1st Edition

The Future of Digital Data, Heritage and Curation in a More-than-Human World

By Fiona R. Cameron Copyright 2021
    308 Pages 25 B/W Illustrations
    by Routledge

    308 Pages 25 B/W Illustrations
    by Routledge

    The Future of Digital Data, Heritage and Curation critiques digital cultural heritage concepts and their application to data, developing new theories, curatorial practices and a more-than-human museology for a contemporary and future world.

    Presenting a diverse range of case examples from around the globe, Cameron offers a critical and philosophical reflection on the ways in which digital cultural heritage is currently framed as societal data worth passing on to future generations in two distinct forms: digitally born and digitizations. Demonstrating that most perceptions of digital cultural heritage are distinctly western in nature, the book also examines the complicity of such heritage in climate change, and environmental destruction and injustice. Going further still, the book theorizes the future of digital data, heritage, curation and the notion of the human in the context of the profusion of new types of societal data and production processes driven by the intensification of data economies and through the emergence of new technologies. In so doing, the book makes a case for the development of new types of heritage that comprise AI, automated systems, biological entities, infrastructures, minerals and chemicals – all of which have their own forms of agency, intelligence and cognition.

    The Future of Digital Data, Heritage and Curation is essential reading for academics and students engaged in the study of museums, archives, libraries, galleries, archaeology, cultural heritage management, information management, curatorial studies and digital humanities.

    1. Introduction: Refiguring digital cultural heritage and curation;  2. The official birth of digital data as universal heritage; 3. Digital data as the heritage of the modern world;  4. Object concepts in digital cultural heritage;  5. From objects to ecological formations;  6. Digital data and artifactual production;  7. Curating inside the archive and out in the world;  8. The rise of more-than-human digital heritage in the Technosphere;  9. Conclusion: Framing a more-than-human digital museology

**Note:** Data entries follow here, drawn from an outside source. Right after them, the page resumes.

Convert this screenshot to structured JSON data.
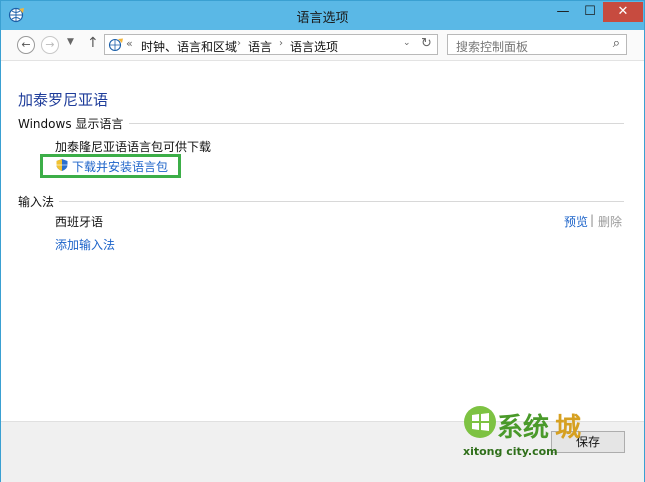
{
  "window": {
    "title": "语言选项",
    "min_glyph": "—",
    "max_glyph": "☐",
    "close_glyph": "✕"
  },
  "toolbar": {
    "back_glyph": "←",
    "forward_glyph": "→",
    "recent_glyph": "▼",
    "up_glyph": "↑",
    "address_prefix": "«",
    "breadcrumbs": [
      "时钟、语言和区域",
      "语言",
      "语言选项"
    ],
    "breadcrumb_separator": "›",
    "address_dropdown_glyph": "⌄",
    "refresh_glyph": "↻",
    "search_placeholder": "搜索控制面板",
    "search_glyph": "⌕"
  },
  "main": {
    "language_title": "加泰罗尼亚语",
    "display_section": {
      "title": "Windows 显示语言",
      "status": "加泰隆尼亚语语言包可供下载",
      "download_link": "下载并安装语言包"
    },
    "input_section": {
      "title": "输入法",
      "method_name": "西班牙语",
      "preview_link": "预览",
      "separator": "|",
      "remove_link": "删除",
      "add_link": "添加输入法"
    }
  },
  "footer": {
    "save_label": "保存"
  },
  "watermark": {
    "brand": "系统",
    "brand_suffix": "城",
    "url": "xitong city.com"
  },
  "colors": {
    "titlebar": "#5ab8e6",
    "link": "#1c63c9",
    "heading": "#1e3c9a",
    "highlight_box": "#3cae48",
    "close_button": "#c74b3f"
  },
  "icons": {
    "title": "control-panel-language-icon",
    "address": "control-panel-language-icon",
    "download": "uac-shield-icon"
  }
}
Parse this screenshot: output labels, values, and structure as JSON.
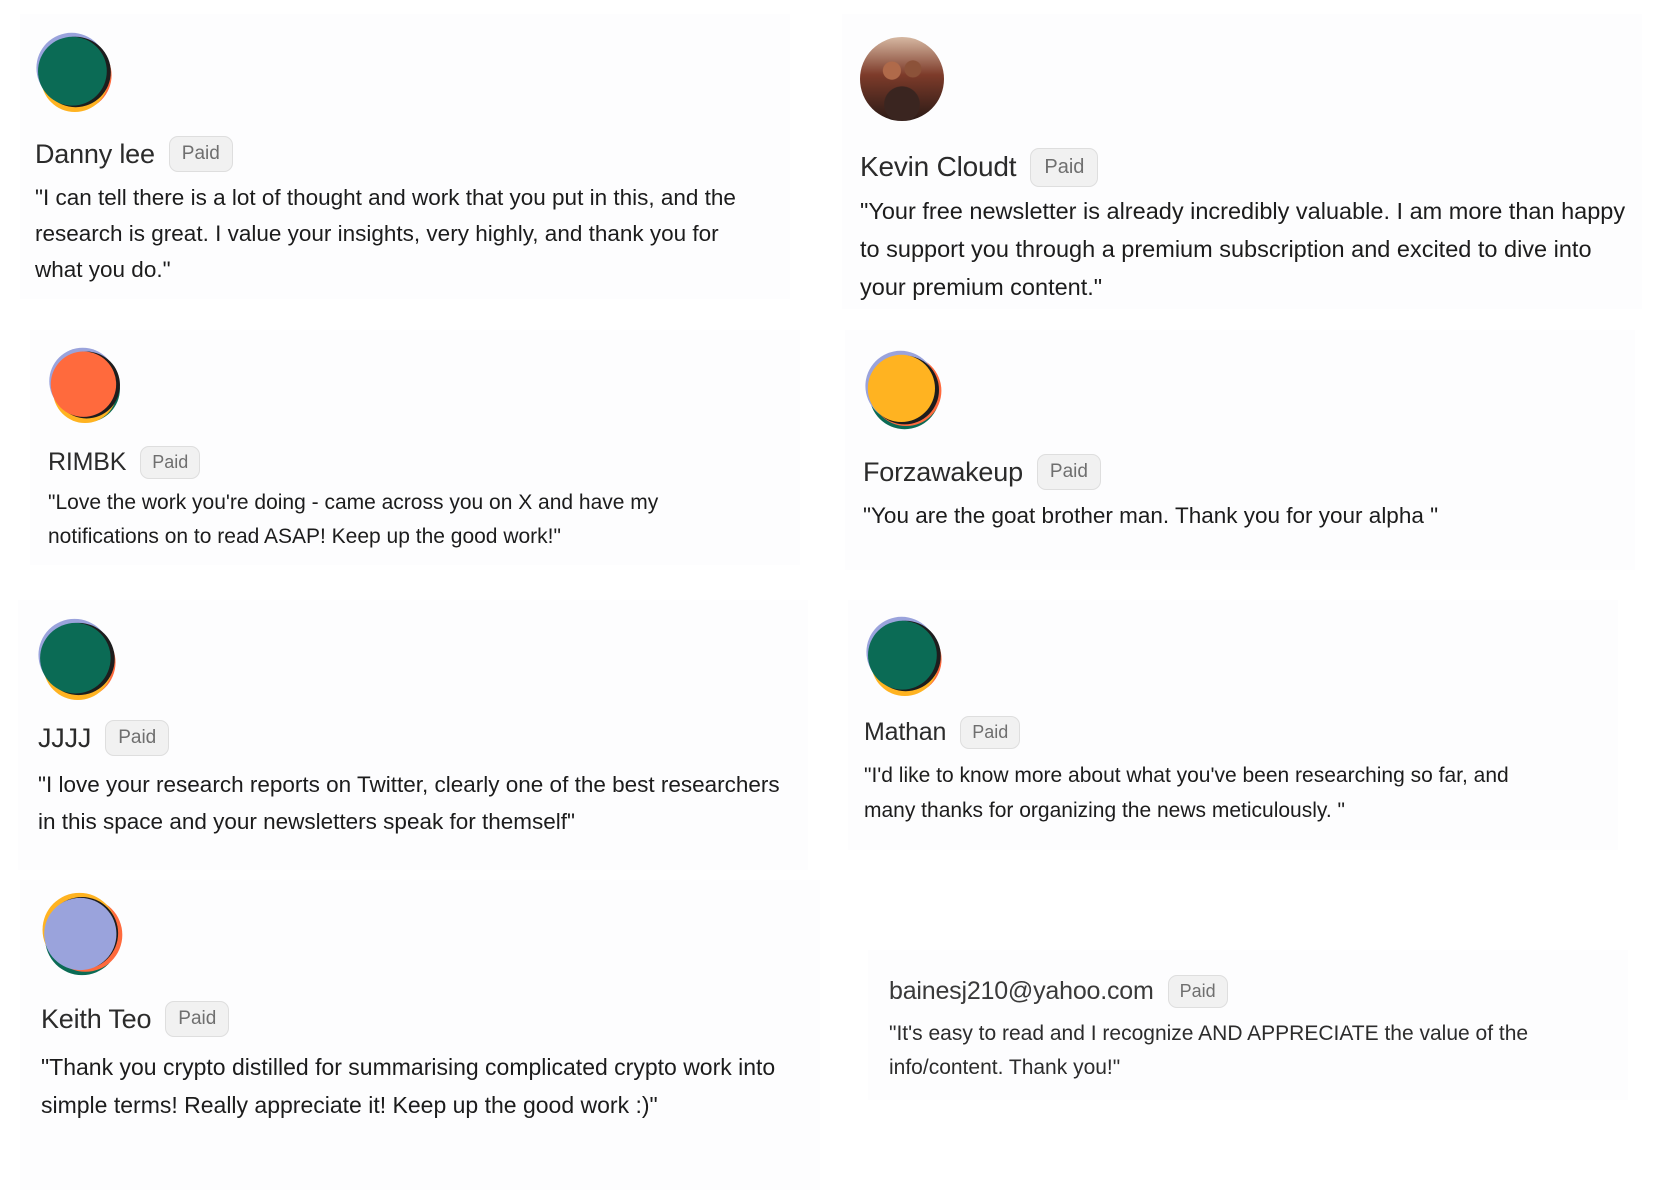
{
  "badge_label": "Paid",
  "testimonials": [
    {
      "name": "Danny lee",
      "quote": "\"I can tell there is a lot of thought and work that you put in this, and the research is great. I value your insights, very highly, and thank you for what you do.\"",
      "avatar": "green-orange-logo-icon"
    },
    {
      "name": "Kevin Cloudt",
      "quote": "\"Your free newsletter is already incredibly valuable. I am more than happy to support you through a premium subscription and excited to dive into your premium content.\"",
      "avatar": "user-photo"
    },
    {
      "name": "RIMBK",
      "quote": "\"Love the work you're doing - came across you on X and have my notifications on to read ASAP! Keep up the good work!\"",
      "avatar": "orange-green-logo-icon"
    },
    {
      "name": "Forzawakeup",
      "quote": "\"You are the goat brother man. Thank you for your alpha \"",
      "avatar": "yellow-green-logo-icon"
    },
    {
      "name": "JJJJ",
      "quote": "\"I love your research reports on Twitter, clearly one of the best researchers in this space and your newsletters speak for themself\"",
      "avatar": "green-orange-logo-icon"
    },
    {
      "name": "Mathan",
      "quote": "\"I'd like to know more about what you've been researching so far, and many thanks for organizing the news meticulously. \"",
      "avatar": "green-orange-logo-icon"
    },
    {
      "name": "Keith Teo",
      "quote": "\"Thank you crypto distilled for summarising complicated crypto work into simple terms! Really appreciate it! Keep up the good work :)\"",
      "avatar": "lavender-orange-logo-icon"
    },
    {
      "name": "bainesj210@yahoo.com",
      "quote": "\"It's easy to read and I recognize AND APPRECIATE the value of the info/content. Thank you!\"",
      "avatar": ""
    }
  ],
  "colors": {
    "green": "#0b6b55",
    "orange": "#ff6a3d",
    "yellow": "#ffb321",
    "lavender": "#9aa3dc",
    "dark": "#1d1d1d"
  }
}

    Fiona R. Cameron is Senior Research Fellow at the Institute for Culture and Society, Western Sydney University, Australia. Her research is directed to the figuration of museum and digital cultural heritage theory and curatorial practice for a more-than-human world.

    'In this highly prescient and original account, Fiona Cameron interrogates the vexed future custodianship of digital data. By bringing her incisive cultural heritage studies knowledge to bear on our rapidly increasing entanglement with the born-digital archive of objects, data and media, The Future of Digital Data, Heritage and Curation advances a powerful conceptual framework for the curation and conservation of potentially every utterance of our private and public worlds: "Strikingly, digital data as heritage is not just the new fabric of human life, it is radically embedded in the vast and sprawling ecological circumstances of life itself."' 

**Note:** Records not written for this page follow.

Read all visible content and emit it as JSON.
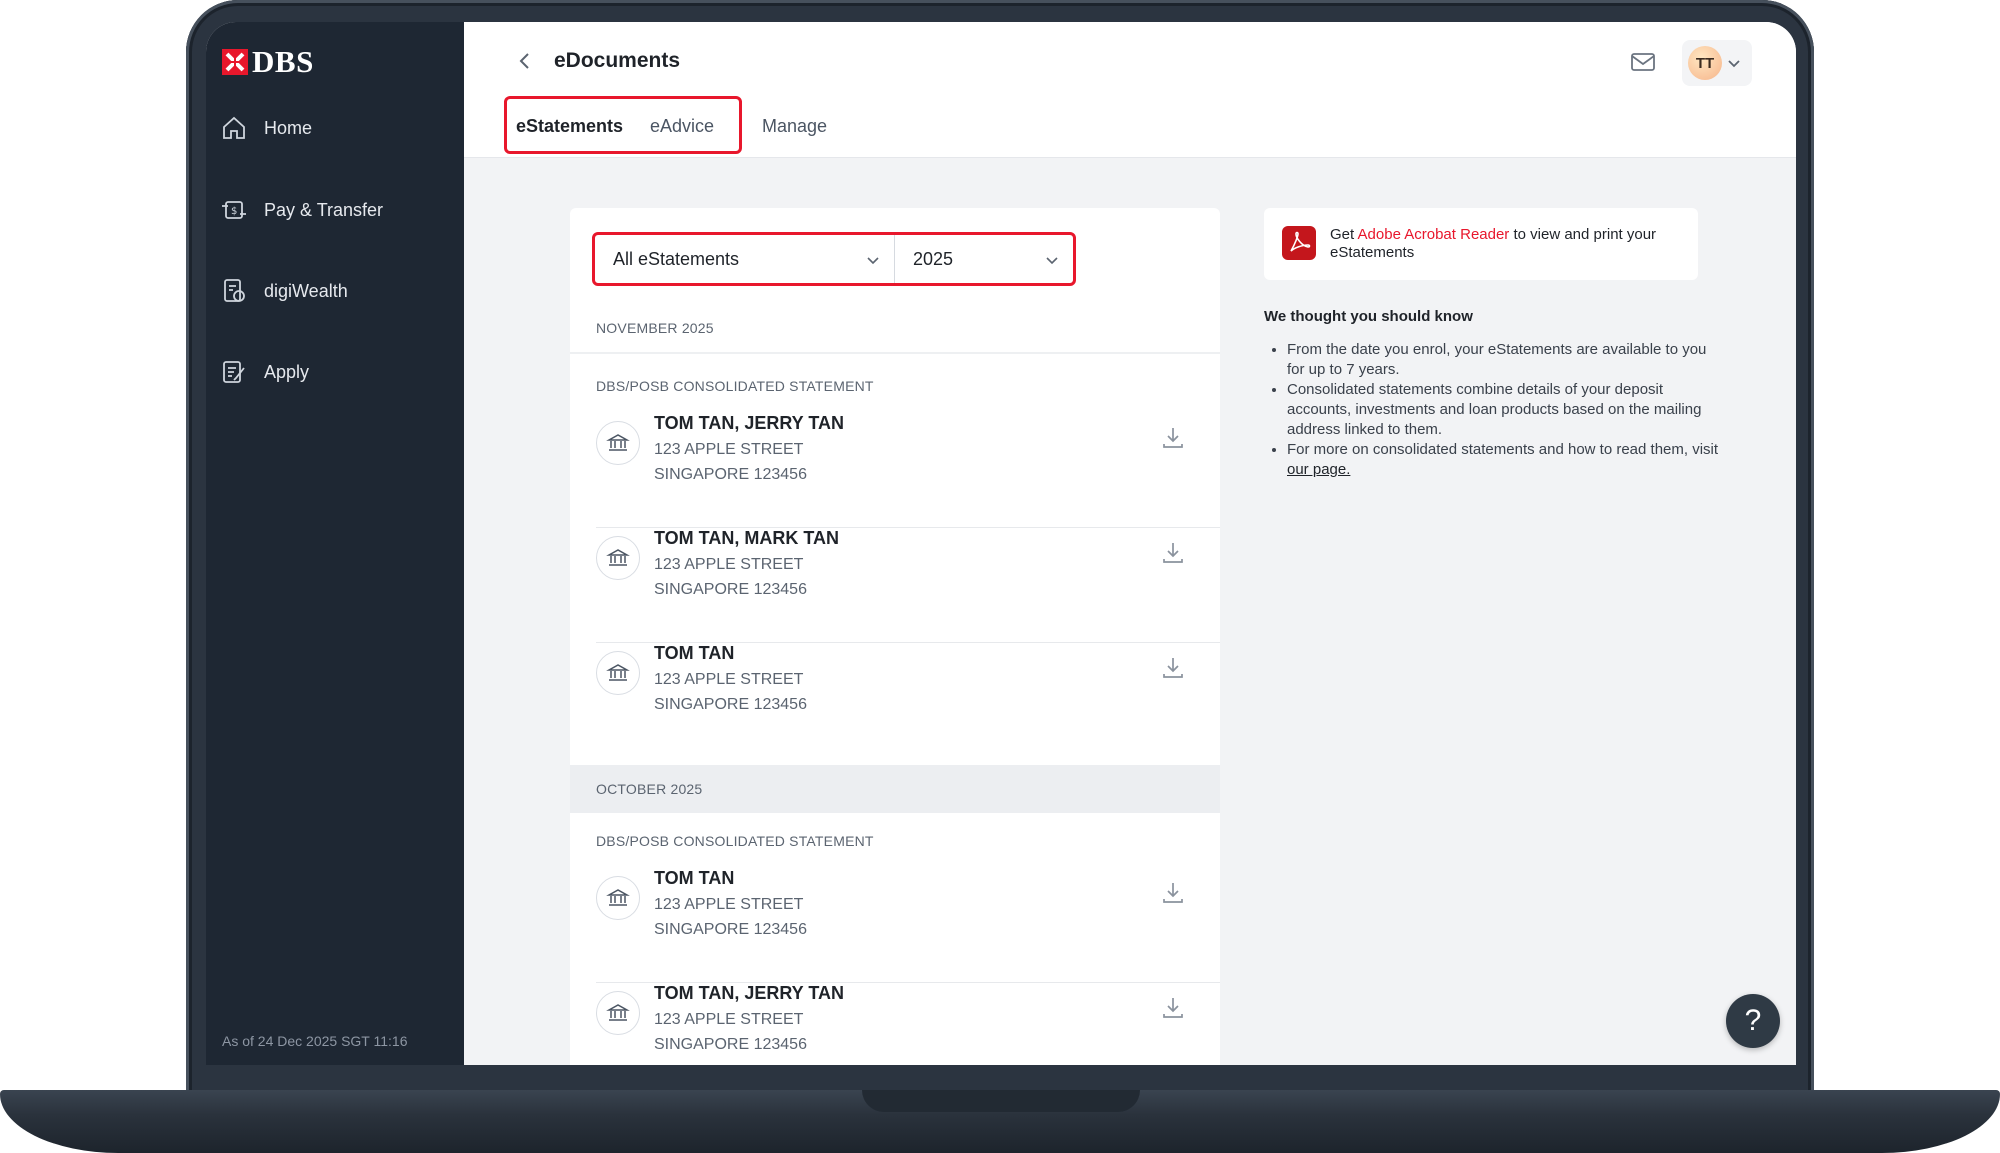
{
  "brand": {
    "name": "DBS",
    "accent": "#e8172c",
    "sidebar_bg": "#1e2733"
  },
  "sidebar": {
    "items": [
      {
        "label": "Home",
        "icon": "home-icon"
      },
      {
        "label": "Pay & Transfer",
        "icon": "pay-transfer-icon"
      },
      {
        "label": "digiWealth",
        "icon": "digiwealth-icon"
      },
      {
        "label": "Apply",
        "icon": "apply-icon"
      }
    ],
    "as_of": "As of 24 Dec 2025 SGT 11:16"
  },
  "header": {
    "title": "eDocuments",
    "avatar_initials": "TT",
    "tabs": [
      {
        "label": "eStatements",
        "active": true
      },
      {
        "label": "eAdvice",
        "active": false
      },
      {
        "label": "Manage",
        "active": false
      }
    ]
  },
  "filters": {
    "type_selected": "All eStatements",
    "year_selected": "2025"
  },
  "statements": {
    "groups": [
      {
        "month": "NOVEMBER 2025",
        "category": "DBS/POSB CONSOLIDATED STATEMENT",
        "items": [
          {
            "name": "TOM TAN, JERRY TAN",
            "line1": "123 APPLE STREET",
            "line2": "SINGAPORE 123456"
          },
          {
            "name": "TOM TAN, MARK TAN",
            "line1": "123 APPLE STREET",
            "line2": "SINGAPORE 123456"
          },
          {
            "name": "TOM TAN",
            "line1": "123 APPLE STREET",
            "line2": "SINGAPORE 123456"
          }
        ]
      },
      {
        "month": "OCTOBER 2025",
        "category": "DBS/POSB CONSOLIDATED STATEMENT",
        "items": [
          {
            "name": "TOM TAN",
            "line1": "123 APPLE STREET",
            "line2": "SINGAPORE 123456"
          },
          {
            "name": "TOM TAN, JERRY TAN",
            "line1": "123 APPLE STREET",
            "line2": "SINGAPORE 123456"
          }
        ]
      }
    ]
  },
  "acrobat": {
    "prefix": "Get ",
    "link": "Adobe Acrobat Reader",
    "suffix": " to view and print your eStatements"
  },
  "info": {
    "title": "We thought you should know",
    "bullets": [
      "From the date you enrol, your eStatements are available to you for up to 7 years.",
      "Consolidated statements combine details of your deposit accounts, investments and loan products based on the mailing address linked to them."
    ],
    "last_bullet_prefix": "For more on consolidated statements and how to read them, visit ",
    "last_bullet_link": "our page."
  },
  "help": {
    "label": "?"
  }
}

    Hannah Lewi, The University of Melbourne, Australia

    "This book offers an innovative new approach to digital cultural heritage. This is a fast moving but under-examined topic, but Fiona Cameron’s approach is different, focusing right in on central contemporary issues, using an up to the minute conceptual framework, engaging closely with museum theory and practice, and enlivened by lots of illustrations, examples, case studies and useful applications, everything from AI, Trump’s tweets, and sex bots to digitisation, informatics and museum CMS. In contrast to old fashioned humanist, materialist, Eurocentric approaches, Cameron argues that we have to understand digital cultural heritage through a lens which is ecological, post-humanist, and ‘more than human’. The idea of ‘eco-curating’ is a striking environmentalist/relational/networked reformulation of conventional curating as we know it."

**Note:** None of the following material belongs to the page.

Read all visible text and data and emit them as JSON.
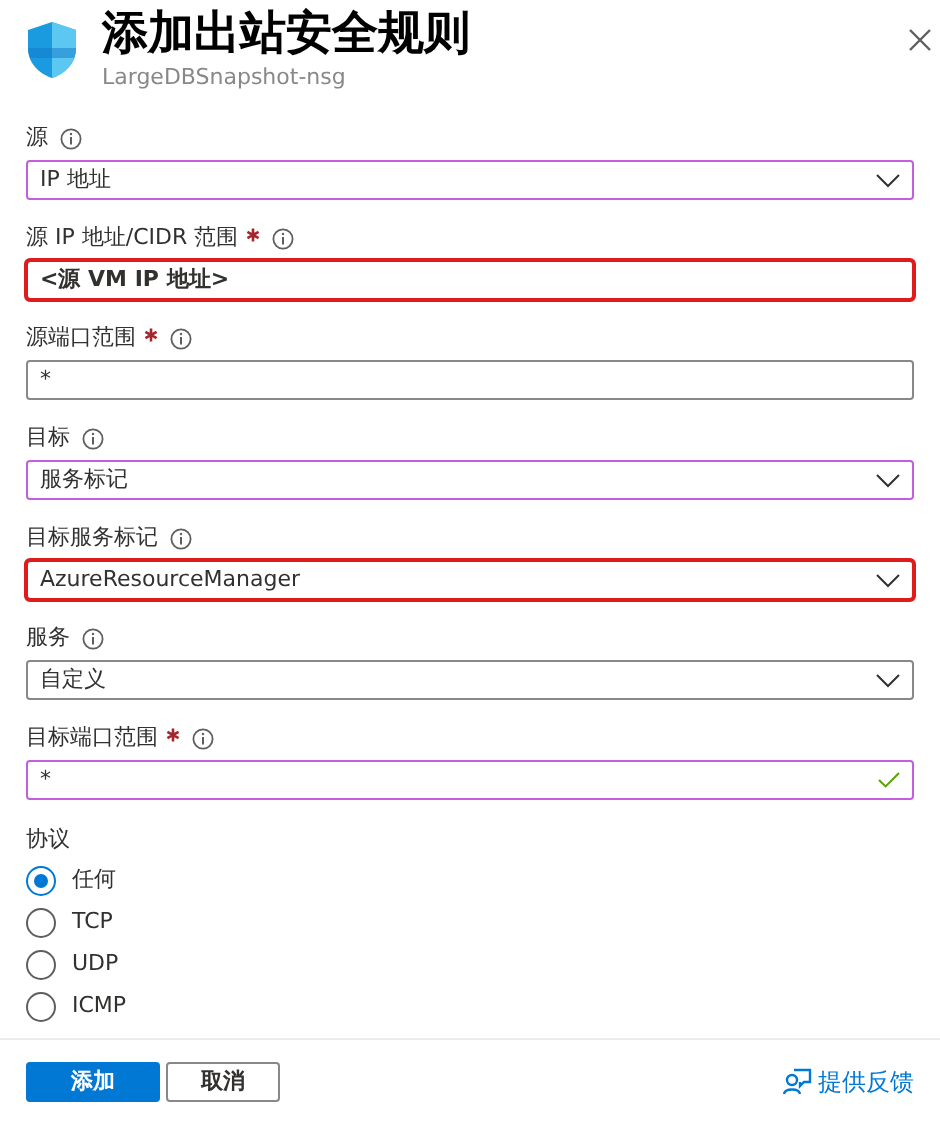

    Conal McCarthy, Victoria University of Wellington, New Zealand